I’m not certain what type of agreement Ben Burgis and Ksenia Pedan’s place is held under, but you should visit anyway – Victoria Deepwater Terminal Estate. It’s a quirky, bohemian and edgy split-level sewer conversion. An exciting innovation that refuses to halt at warehouses or even railway arches. For want of imagination developers have left disused waste and drainage systems fallow long enough. This won’t do for London’s art-set – to meet the housing needs of creatives you need to think like them; be resourceful, unorthodox and fun – let’s fill this town with artists, at street level and below.
The office of the agency selling or letting the sewer is right outside it – literally, not as a narrative. It’s just scenography set up with a keen eye for the truest, most tellingly inane detail, like the chilled bottles mineral water; that ludicrous mark of antiseptic conviviality. Performers Adam Christensen and Keira Fox were there one Friday night in their capacity as ‘agents’ – looking smart, all business casual, just like real agents.
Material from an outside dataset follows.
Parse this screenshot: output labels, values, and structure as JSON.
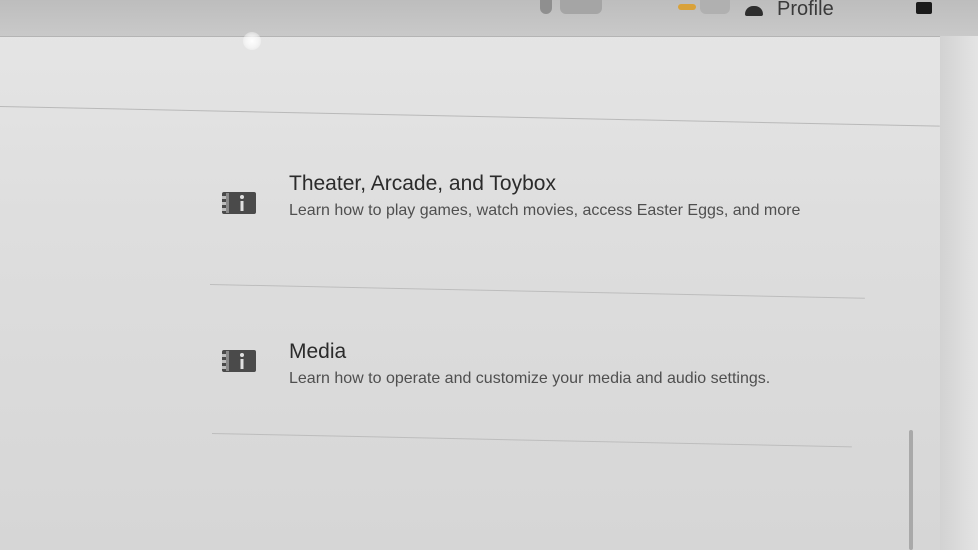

The tension between them was thick: ‘Is that your perfume?’ ‘I don’t wear perfume.’ ‘Hmmm… you should.’
Their stressful day followed by a heavy night of post-work-drinks performance was part Jennifer Saunders and Joanna Lumley in ‘Absolutely Fabulous’, part Sam Neill and Isabelle Adjani in ‘Possession’. When I was watching them pace in agitation into, through and back out of this room or that, fidgeting, wheeling around one another, setting about inessential tasks in a rage of feigned indifference, I was reminded that ‘Possession’, with its famously restless cinematography, was also a film of architectural, domestic and urban paranoia. Furthermore it witnessed a watchful, burgeoning middle class taste in pre-unification Berlin when many of it’s now chic streets were still dilapidated and menacing. Perhaps all parties are suburban revanchists, as per Neil Smith’s theory of the vengeful bourgeoisie reclaiming territory lost to undesirables. London’s more conventional opportunities for reclamation – and for profit – are somewhat sewn up, though. New depths of ingenuity will need to be plumbed but those at a loss need only think outside the box and never hesitate to take their queue from the artists.